These steps towards practically and strategically managing water-related risks are described in detail in this paper and include:

  1. Quantifying the direct and indirect water footprint
  2. Mapping water risks (direct and indirect)
  3. Identifying high priority areas for action
  4. Identifying improvement opportunities in high priority areas
  5. Establishing a strategic framework
  6. Establishing collaborative partnerships.

We cite a number of case-study examples of companies, in a variety of sectors, that have adopted a similar approach to managing water-related risks, including such leading businesses as: Unilever, Puma, Duke Energy, Marriott, Thames Water, SAB Miller, HSBC and Coca-Cola. Additionally, we have identified examples of the emerging best practice trends adopted by these companies, including:

  1. Extensive Water Partnerships
  2. Water Value-Pricing
  3. New Water Metrics and Reporting
  4. Net Zero Water Consumption.

We conclude that the issue of water sustainability is a touch-point for businesses to begin to collaboratively address the sustainability challenges facing society as a whole. By better understanding the risks and opportunities faced in relation to sustainable water use and changing weather patterns, we believe proactive steps can be taken to avert the most negative repercussions of these trends.  

To read the publication please click here. Watch interviews and highlights from Thames Water, Carbon Disclosure Project and Unilever from our Knowledge Series event here.
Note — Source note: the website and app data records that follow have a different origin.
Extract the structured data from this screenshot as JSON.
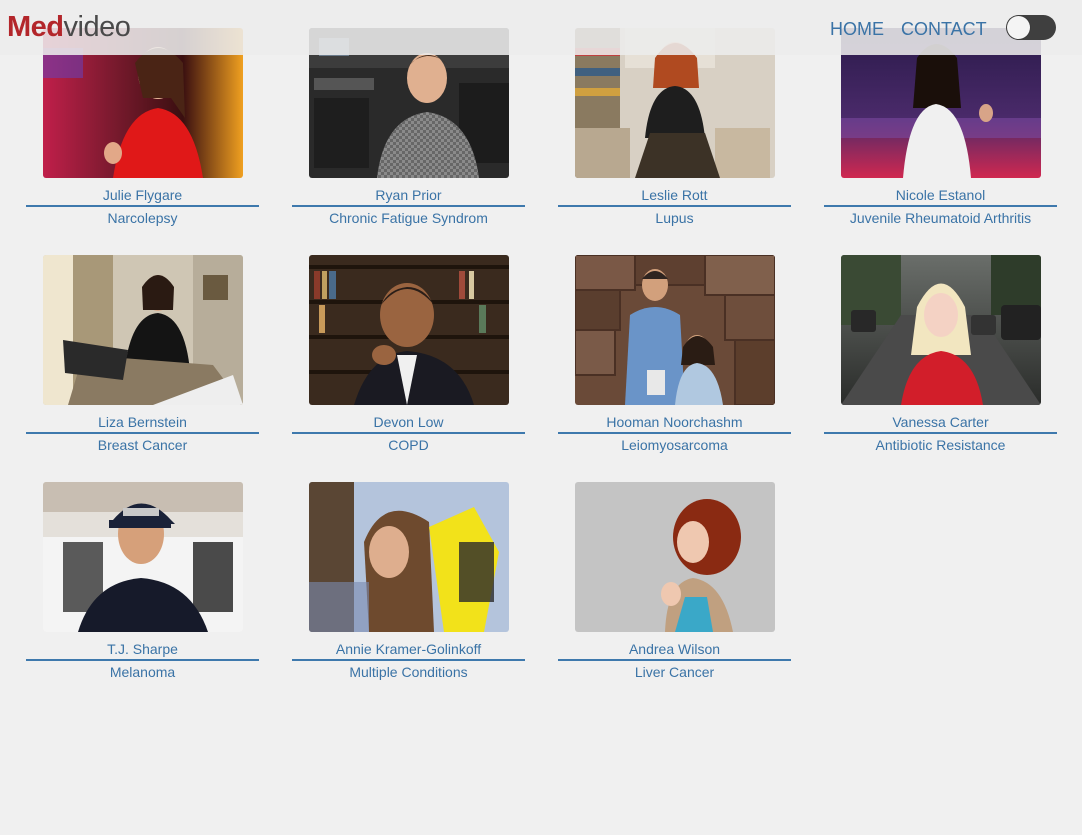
{
  "header": {
    "logo_bold": "Med",
    "logo_light": "video",
    "nav": {
      "home": "HOME",
      "contact": "CONTACT"
    },
    "theme_toggle_on": false
  },
  "colors": {
    "accent": "#3a73a6",
    "brand_red": "#b3262b",
    "background": "#f0f0f0"
  },
  "people": [
    {
      "name": "Julie Flygare",
      "condition": "Narcolepsy"
    },
    {
      "name": "Ryan Prior",
      "condition": "Chronic Fatigue Syndrom"
    },
    {
      "name": "Leslie Rott",
      "condition": "Lupus"
    },
    {
      "name": "Nicole Estanol",
      "condition": "Juvenile Rheumatoid Arthritis"
    },
    {
      "name": "Liza Bernstein",
      "condition": "Breast Cancer"
    },
    {
      "name": "Devon Low",
      "condition": "COPD"
    },
    {
      "name": "Hooman Noorchashm",
      "condition": "Leiomyosarcoma"
    },
    {
      "name": "Vanessa Carter",
      "condition": "Antibiotic Resistance"
    },
    {
      "name": "T.J. Sharpe",
      "condition": "Melanoma"
    },
    {
      "name": "Annie Kramer-Golinkoff",
      "condition": "Multiple Conditions"
    },
    {
      "name": "Andrea Wilson",
      "condition": "Liver Cancer"
    }
  ]
}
Keywords: Environment & Climate Change | CR | Corporate Citizenship | Corporate Responsibility | Energy | Environment & Climate Change | Ethical Production & Consumption | GHG | Reporting | Reports | carbon footprint

CONTENT: Article